(Dataset records)
----------------

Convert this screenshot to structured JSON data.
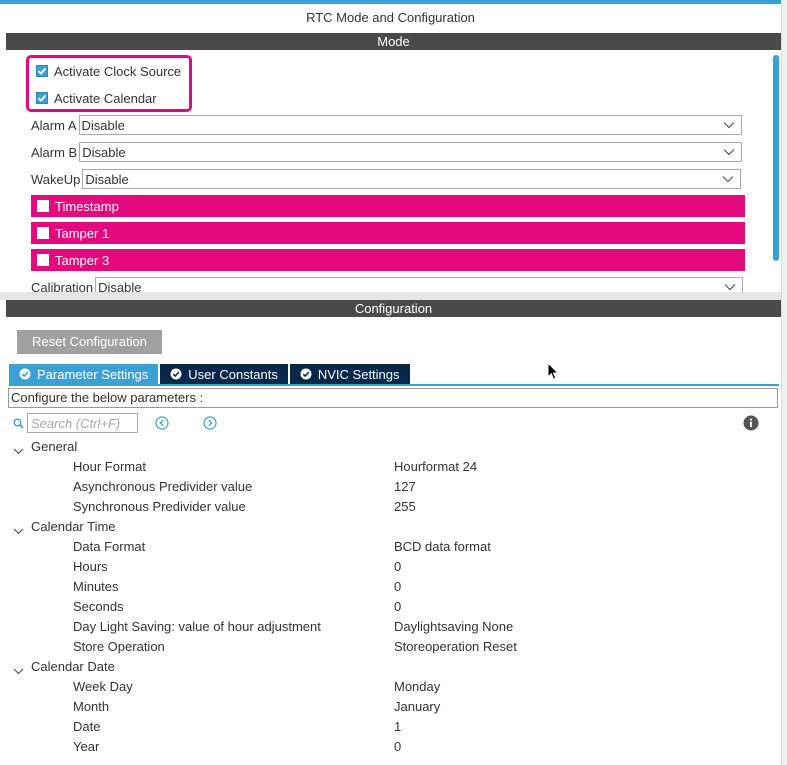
{
  "window": {
    "title": "RTC Mode and Configuration"
  },
  "mode": {
    "header": "Mode",
    "activate_clock_source": {
      "label": "Activate Clock Source",
      "checked": true
    },
    "activate_calendar": {
      "label": "Activate Calendar",
      "checked": true
    },
    "alarm_a": {
      "label": "Alarm A",
      "value": "Disable"
    },
    "alarm_b": {
      "label": "Alarm B",
      "value": "Disable"
    },
    "wakeup": {
      "label": "WakeUp",
      "value": "Disable"
    },
    "timestamp": {
      "label": "Timestamp",
      "checked": false
    },
    "tamper1": {
      "label": "Tamper 1",
      "checked": false
    },
    "tamper3": {
      "label": "Tamper 3",
      "checked": false
    },
    "calibration": {
      "label": "Calibration",
      "value": "Disable"
    },
    "highlight_color": "#e4097c"
  },
  "configuration": {
    "header": "Configuration",
    "reset_label": "Reset Configuration",
    "tabs": [
      {
        "label": "Parameter Settings",
        "active": true
      },
      {
        "label": "User Constants",
        "active": false
      },
      {
        "label": "NVIC Settings",
        "active": false
      }
    ],
    "caption": "Configure the below parameters :",
    "search_placeholder": "Search (Ctrl+F)",
    "groups": [
      {
        "name": "General",
        "params": [
          {
            "name": "Hour Format",
            "value": "Hourformat 24"
          },
          {
            "name": "Asynchronous Predivider value",
            "value": "127"
          },
          {
            "name": "Synchronous Predivider value",
            "value": "255"
          }
        ]
      },
      {
        "name": "Calendar Time",
        "params": [
          {
            "name": "Data Format",
            "value": "BCD data format"
          },
          {
            "name": "Hours",
            "value": "0"
          },
          {
            "name": "Minutes",
            "value": "0"
          },
          {
            "name": "Seconds",
            "value": "0"
          },
          {
            "name": "Day Light Saving: value of hour adjustment",
            "value": "Daylightsaving None"
          },
          {
            "name": "Store Operation",
            "value": "Storeoperation Reset"
          }
        ]
      },
      {
        "name": "Calendar Date",
        "params": [
          {
            "name": "Week Day",
            "value": "Monday"
          },
          {
            "name": "Month",
            "value": "January"
          },
          {
            "name": "Date",
            "value": "1"
          },
          {
            "name": "Year",
            "value": "0"
          }
        ]
      }
    ],
    "accent_color": "#3aa1d6",
    "tab_inactive_color": "#06294a"
  }
}
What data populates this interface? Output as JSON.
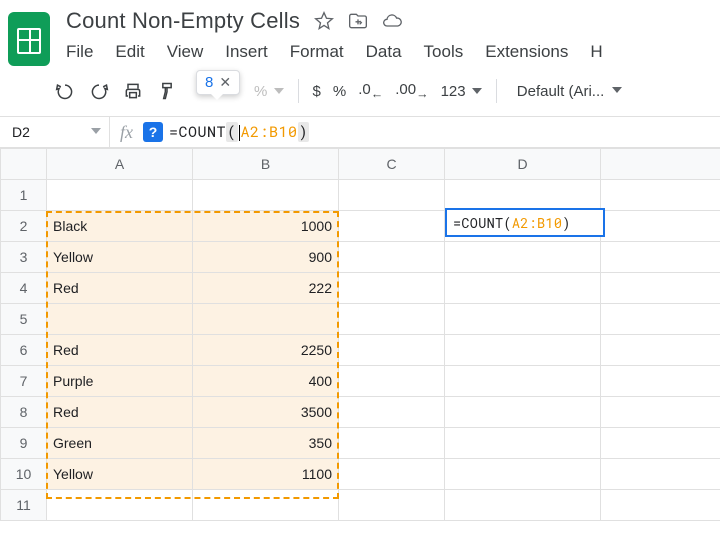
{
  "doc": {
    "title": "Count Non-Empty Cells"
  },
  "menus": {
    "file": "File",
    "edit": "Edit",
    "view": "View",
    "insert": "Insert",
    "format": "Format",
    "data": "Data",
    "tools": "Tools",
    "extensions": "Extensions",
    "help": "H"
  },
  "toolbar": {
    "preview_value": "8",
    "dollar": "$",
    "percent": "%",
    "dec_dec": ".0",
    "dec_inc": ".00",
    "n123": "123",
    "font": "Default (Ari..."
  },
  "nameBox": {
    "value": "D2"
  },
  "formulaBar": {
    "eq": "=",
    "fn": "COUNT",
    "open": "(",
    "range": "A2:B10",
    "close": ")"
  },
  "activeCell": {
    "eq": "=",
    "fn": "COUNT",
    "open": "(",
    "range": "A2:B10",
    "close": ")"
  },
  "columns": {
    "A": "A",
    "B": "B",
    "C": "C",
    "D": "D"
  },
  "rows": {
    "1": "1",
    "2": "2",
    "3": "3",
    "4": "4",
    "5": "5",
    "6": "6",
    "7": "7",
    "8": "8",
    "9": "9",
    "10": "10",
    "11": "11"
  },
  "cells": {
    "A2": "Black",
    "B2": "1000",
    "A3": "Yellow",
    "B3": "900",
    "A4": "Red",
    "B4": "222",
    "A5": "",
    "B5": "",
    "A6": "Red",
    "B6": "2250",
    "A7": "Purple",
    "B7": "400",
    "A8": "Red",
    "B8": "3500",
    "A9": "Green",
    "B9": "350",
    "A10": "Yellow",
    "B10": "1100"
  }
}
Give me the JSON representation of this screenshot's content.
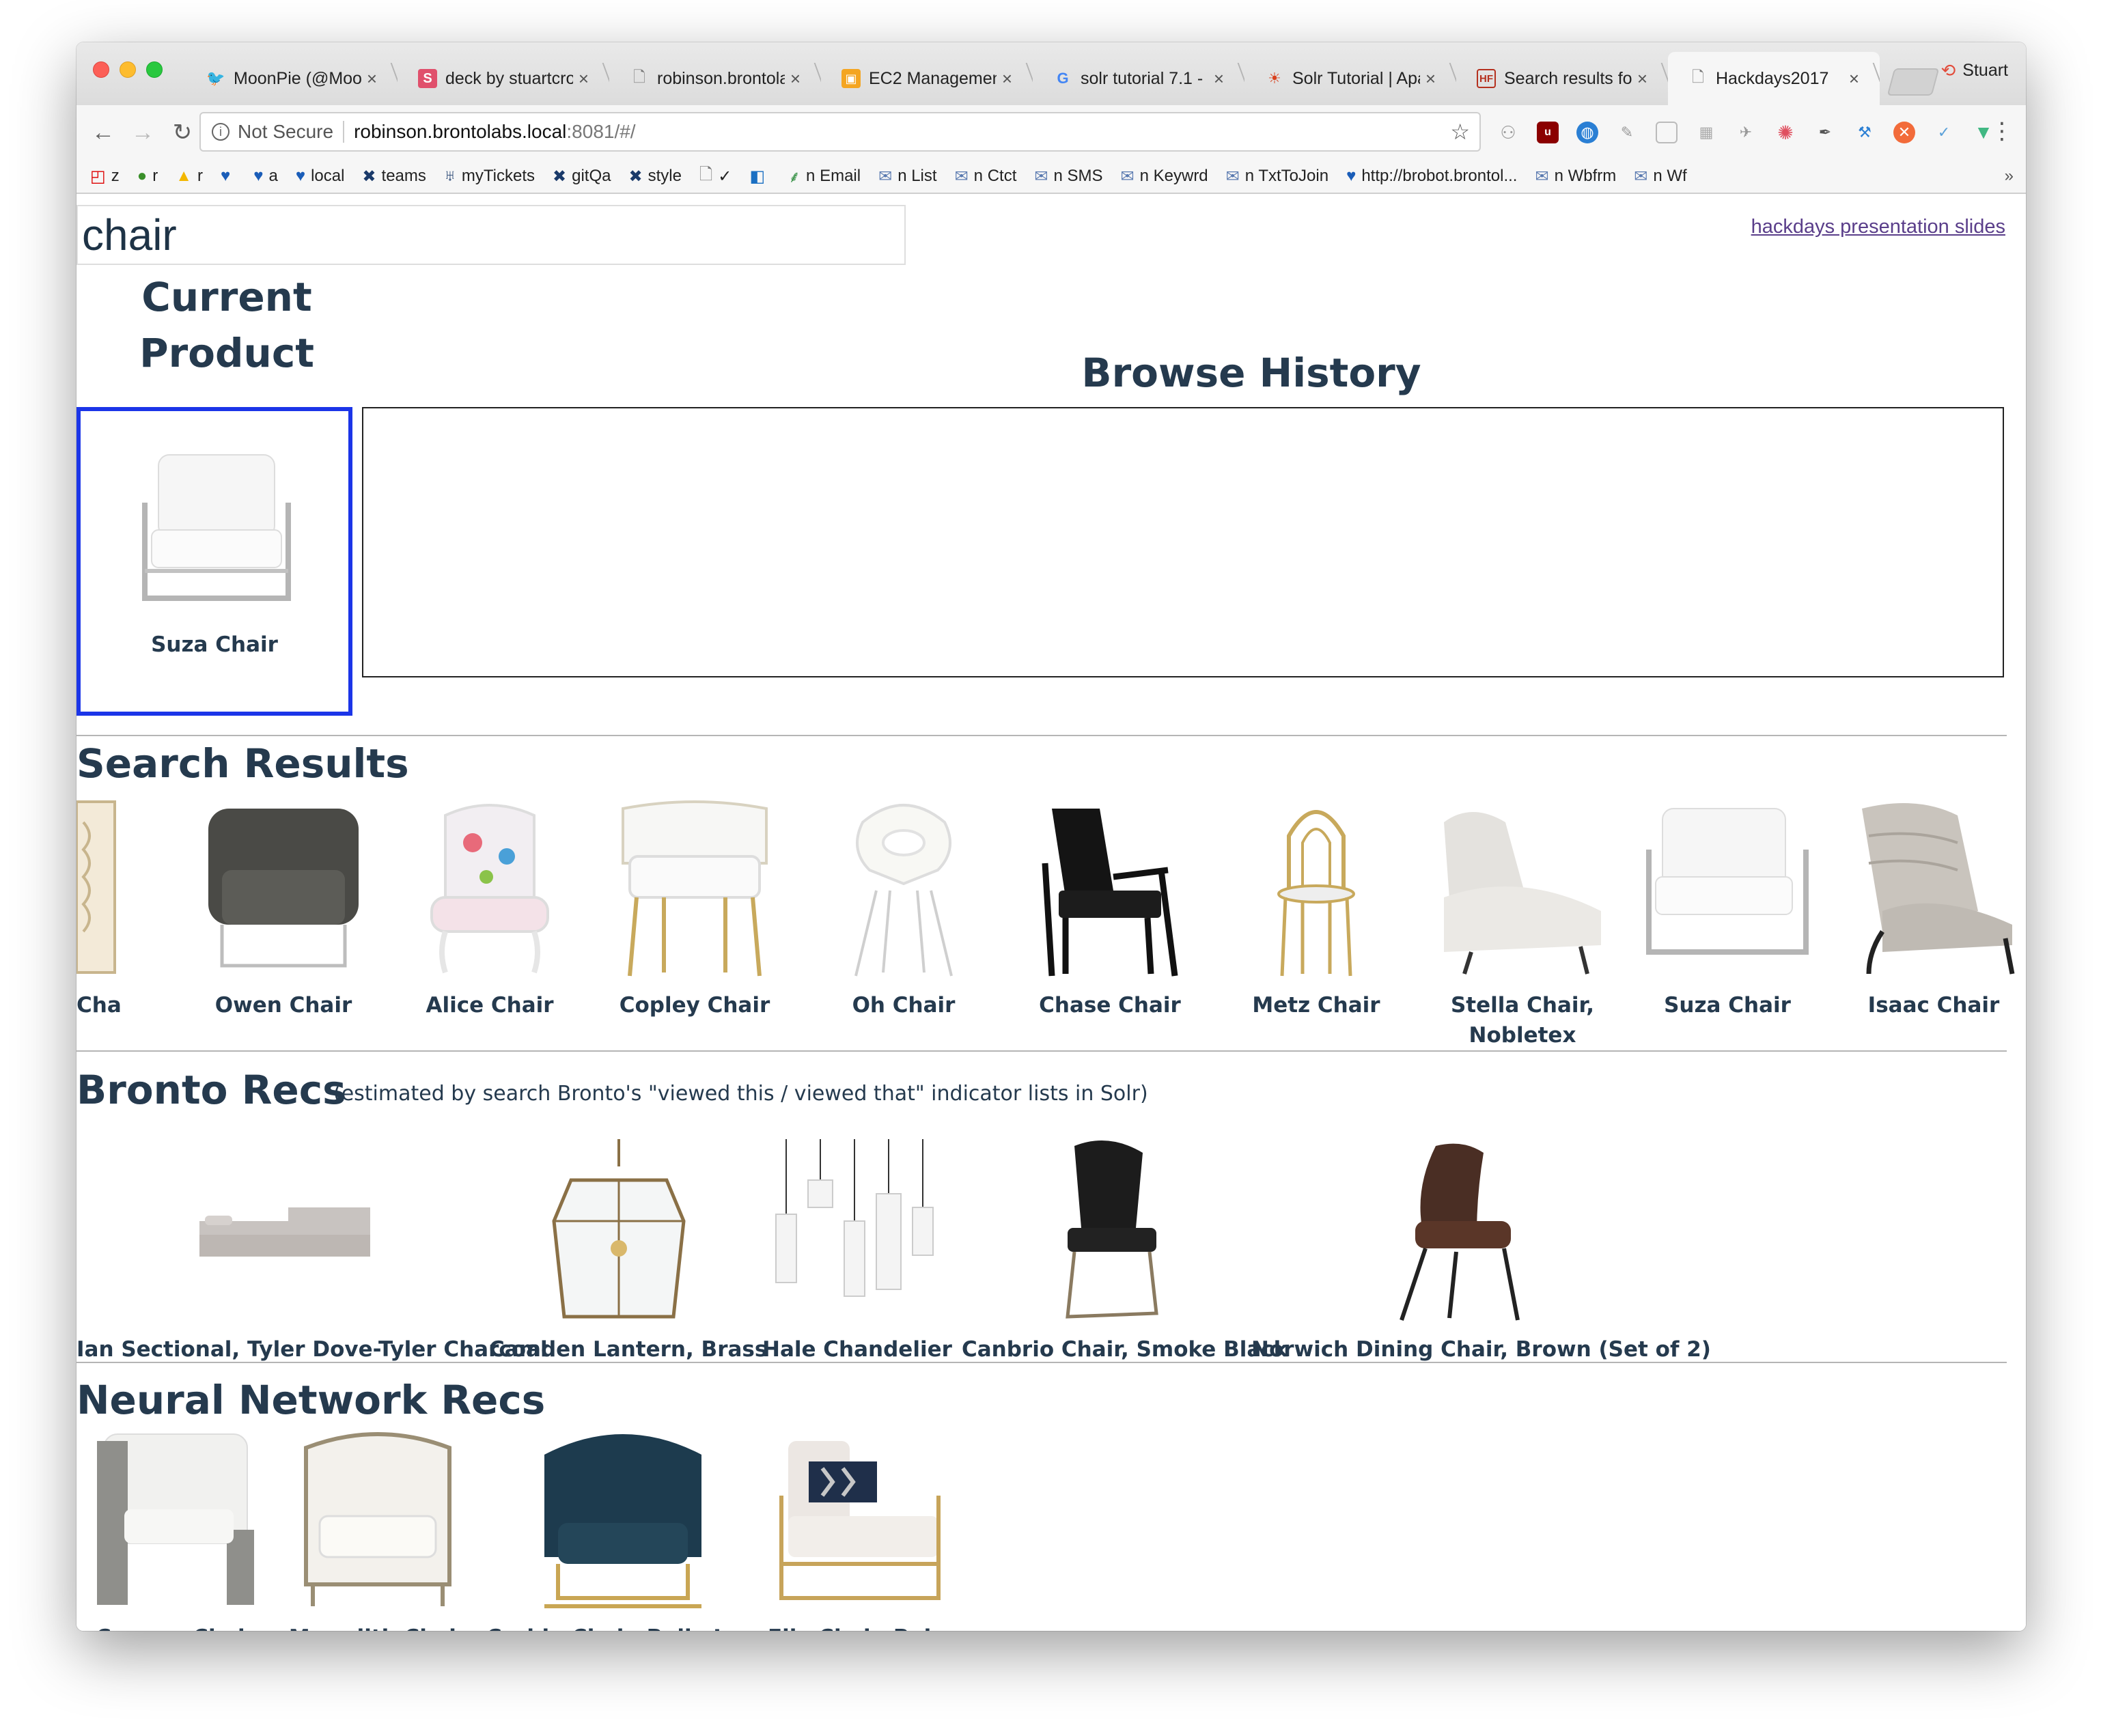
{
  "browser": {
    "tabs": [
      {
        "title": "MoonPie (@Moon",
        "icon": "twitter-icon",
        "active": false
      },
      {
        "title": "deck by stuartcro",
        "icon": "slides-icon",
        "active": false
      },
      {
        "title": "robinson.brontola",
        "icon": "page-icon",
        "active": false
      },
      {
        "title": "EC2 Management",
        "icon": "aws-icon",
        "active": false
      },
      {
        "title": "solr tutorial 7.1 - G",
        "icon": "google-icon",
        "active": false
      },
      {
        "title": "Solr Tutorial | Apa",
        "icon": "solr-icon",
        "active": false
      },
      {
        "title": "Search results for",
        "icon": "hf-icon",
        "active": false
      },
      {
        "title": "Hackdays2017",
        "icon": "page-icon",
        "active": true
      }
    ],
    "profile_name": "Stuart",
    "url": {
      "security": "Not Secure",
      "host": "robinson.brontolabs.local",
      "path": ":8081/#/"
    },
    "bookmarks": [
      "z",
      "r",
      "r",
      "",
      "a",
      "local",
      "teams",
      "myTickets",
      "gitQa",
      "style",
      "✓",
      "",
      "n Email",
      "n List",
      "n Ctct",
      "n SMS",
      "n Keywrd",
      "n TxtToJoin",
      "http://brobot.brontol...",
      "n Wbfrm",
      "n Wf"
    ],
    "bookmarks_more": "»"
  },
  "page": {
    "search_value": "chair",
    "slides_link": "hackdays presentation slides",
    "current_product_title": "Current Product",
    "browse_history_title": "Browse History",
    "current_product": {
      "name": "Suza Chair"
    },
    "search_results_title": "Search Results",
    "search_results": [
      {
        "name": "Chair"
      },
      {
        "name": "Owen Chair"
      },
      {
        "name": "Alice Chair"
      },
      {
        "name": "Copley Chair"
      },
      {
        "name": "Oh Chair"
      },
      {
        "name": "Chase Chair"
      },
      {
        "name": "Metz Chair"
      },
      {
        "name": "Stella Chair,"
      },
      {
        "name": "Suza Chair"
      },
      {
        "name": "Isaac Chair"
      }
    ],
    "search_results_extra_line": "Nobletex",
    "bronto_title": "Bronto Recs",
    "bronto_note": "(estimated by search Bronto's \"viewed this / viewed that\" indicator lists in Solr)",
    "bronto_recs": [
      {
        "name": "Ian Sectional, Tyler Dove-Tyler Charcoal"
      },
      {
        "name": "Camden Lantern, Brass"
      },
      {
        "name": "Hale Chandelier"
      },
      {
        "name": "Canbrio Chair, Smoke Black"
      },
      {
        "name": "Norwich Dining Chair, Brown (Set of 2)"
      }
    ],
    "neural_title": "Neural Network Recs",
    "neural_recs": [
      {
        "name": "Cosway Chair"
      },
      {
        "name": "Meredith Chair"
      },
      {
        "name": "Corbin Chair, Bella Jasper"
      },
      {
        "name": "Elle Chair, Beige"
      }
    ]
  },
  "colors": {
    "heading": "#253a4e",
    "current_product_border": "#1b35e8",
    "link": "#5a3e8a"
  }
}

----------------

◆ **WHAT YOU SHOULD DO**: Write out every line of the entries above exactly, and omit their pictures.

◆ **ANSWER TO THIS TASK**:
Convert this screenshot to structured JSON data.
{
  "window": {
    "title": "RTC Mode and Configuration"
  },
  "mode": {
    "header": "Mode",
    "activate_clock_source": {
      "label": "Activate Clock Source",
      "checked": true
    },
    "activate_calendar": {
      "label": "Activate Calendar",
      "checked": true
    },
    "alarm_a": {
      "label": "Alarm A",
      "value": "Disable"
    },
    "alarm_b": {
      "label": "Alarm B",
      "value": "Disable"
    },
    "wakeup": {
      "label": "WakeUp",
      "value": "Disable"
    },
    "timestamp": {
      "label": "Timestamp",
      "checked": false
    },
    "tamper1": {
      "label": "Tamper 1",
      "checked": false
    },
    "tamper3": {
      "label": "Tamper 3",
      "checked": false
    },
    "calibration": {
      "label": "Calibration",
      "value": "Disable"
    },
    "highlight_color": "#e4097c"
  },
  "configuration": {
    "header": "Configuration",
    "reset_label": "Reset Configuration",
    "tabs": [
      {
        "label": "Parameter Settings",
        "active": true
      },
      {
        "label": "User Constants",
        "active": false
      },
      {
        "label": "NVIC Settings",
        "active": false
      }
    ],
    "caption": "Configure the below parameters :",
    "search_placeholder": "Search (Ctrl+F)",
    "groups": [
      {
        "name": "General",
        "params": [
          {
            "name": "Hour Format",
            "value": "Hourformat 24"
          },
          {
            "name": "Asynchronous Predivider value",
            "value": "127"
          },
          {
            "name": "Synchronous Predivider value",
            "value": "255"
          }
        ]
      },
      {
        "name": "Calendar Time",
        "params": [
          {
            "name": "Data Format",
            "value": "BCD data format"
          },
          {
            "name": "Hours",
            "value": "0"
          },
          {
            "name": "Minutes",
            "value": "0"
          },
          {
            "name": "Seconds",
            "value": "0"
          },
          {
            "name": "Day Light Saving: value of hour adjustment",
            "value": "Daylightsaving None"
          },
          {
            "name": "Store Operation",
            "value": "Storeoperation Reset"
          }
        ]
      },
      {
        "name": "Calendar Date",
        "params": [
          {
            "name": "Week Day",
            "value": "Monday"
          },
          {
            "name": "Month",
            "value": "January"
          },
          {
            "name": "Date",
            "value": "1"
          },
          {
            "name": "Year",
            "value": "0"
          }
        ]
      }
    ],
    "accent_color": "#3aa1d6",
    "tab_inactive_color": "#06294a"
  }
}
What data populates this interface? Output as JSON.
{
  "doc": {
    "title": "Count Non-Empty Cells"
  },
  "menus": {
    "file": "File",
    "edit": "Edit",
    "view": "View",
    "insert": "Insert",
    "format": "Format",
    "data": "Data",
    "tools": "Tools",
    "extensions": "Extensions",
    "help": "H"
  },
  "toolbar": {
    "preview_value": "8",
    "dollar": "$",
    "percent": "%",
    "dec_dec": ".0",
    "dec_inc": ".00",
    "n123": "123",
    "font": "Default (Ari..."
  },
  "nameBox": {
    "value": "D2"
  },
  "formulaBar": {
    "eq": "=",
    "fn": "COUNT",
    "open": "(",
    "range": "A2:B10",
    "close": ")"
  },
  "activeCell": {
    "eq": "=",
    "fn": "COUNT",
    "open": "(",
    "range": "A2:B10",
    "close": ")"
  },
  "columns": {
    "A": "A",
    "B": "B",
    "C": "C",
    "D": "D"
  },
  "rows": {
    "1": "1",
    "2": "2",
    "3": "3",
    "4": "4",
    "5": "5",
    "6": "6",
    "7": "7",
    "8": "8",
    "9": "9",
    "10": "10",
    "11": "11"
  },
  "cells": {
    "A2": "Black",
    "B2": "1000",
    "A3": "Yellow",
    "B3": "900",
    "A4": "Red",
    "B4": "222",
    "A5": "",
    "B5": "",
    "A6": "Red",
    "B6": "2250",
    "A7": "Purple",
    "B7": "400",
    "A8": "Red",
    "B8": "3500",
    "A9": "Green",
    "B9": "350",
    "A10": "Yellow",
    "B10": "1100"
  }
}
Give me the JSON representation of this screenshot's content.
{
  "browser": {
    "tabs": [
      {
        "title": "MoonPie (@Moon",
        "icon": "twitter-icon",
        "active": false
      },
      {
        "title": "deck by stuartcro",
        "icon": "slides-icon",
        "active": false
      },
      {
        "title": "robinson.brontola",
        "icon": "page-icon",
        "active": false
      },
      {
        "title": "EC2 Management",
        "icon": "aws-icon",
        "active": false
      },
      {
        "title": "solr tutorial 7.1 - G",
        "icon": "google-icon",
        "active": false
      },
      {
        "title": "Solr Tutorial | Apa",
        "icon": "solr-icon",
        "active": false
      },
      {
        "title": "Search results for",
        "icon": "hf-icon",
        "active": false
      },
      {
        "title": "Hackdays2017",
        "icon": "page-icon",
        "active": true
      }
    ],
    "profile_name": "Stuart",
    "url": {
      "security": "Not Secure",
      "host": "robinson.brontolabs.local",
      "path": ":8081/#/"
    },
    "bookmarks": [
      "z",
      "r",
      "r",
      "",
      "a",
      "local",
      "teams",
      "myTickets",
      "gitQa",
      "style",
      "✓",
      "",
      "n Email",
      "n List",
      "n Ctct",
      "n SMS",
      "n Keywrd",
      "n TxtToJoin",
      "http://brobot.brontol...",
      "n Wbfrm",
      "n Wf"
    ],
    "bookmarks_more": "»"
  },
  "page": {
    "search_value": "chair",
    "slides_link": "hackdays presentation slides",
    "current_product_title": "Current Product",
    "browse_history_title": "Browse History",
    "current_product": {
      "name": "Suza Chair"
    },
    "search_results_title": "Search Results",
    "search_results": [
      {
        "name": "Chair"
      },
      {
        "name": "Owen Chair"
      },
      {
        "name": "Alice Chair"
      },
      {
        "name": "Copley Chair"
      },
      {
        "name": "Oh Chair"
      },
      {
        "name": "Chase Chair"
      },
      {
        "name": "Metz Chair"
      },
      {
        "name": "Stella Chair,"
      },
      {
        "name": "Suza Chair"
      },
      {
        "name": "Isaac Chair"
      }
    ],
    "search_results_extra_line": "Nobletex",
    "bronto_title": "Bronto Recs",
    "bronto_note": "(estimated by search Bronto's \"viewed this / viewed that\" indicator lists in Solr)",
    "bronto_recs": [
      {
        "name": "Ian Sectional, Tyler Dove-Tyler Charcoal"
      },
      {
        "name": "Camden Lantern, Brass"
      },
      {
        "name": "Hale Chandelier"
      },
      {
        "name": "Canbrio Chair, Smoke Black"
      },
      {
        "name": "Norwich Dining Chair, Brown (Set of 2)"
      }
    ],
    "neural_title": "Neural Network Recs",
    "neural_recs": [
      {
        "name": "Cosway Chair"
      },
      {
        "name": "Meredith Chair"
      },
      {
        "name": "Corbin Chair, Bella Jasper"
      },
      {
        "name": "Elle Chair, Beige"
      }
    ]
  },
  "colors": {
    "heading": "#253a4e",
    "current_product_border": "#1b35e8",
    "link": "#5a3e8a"
  }
}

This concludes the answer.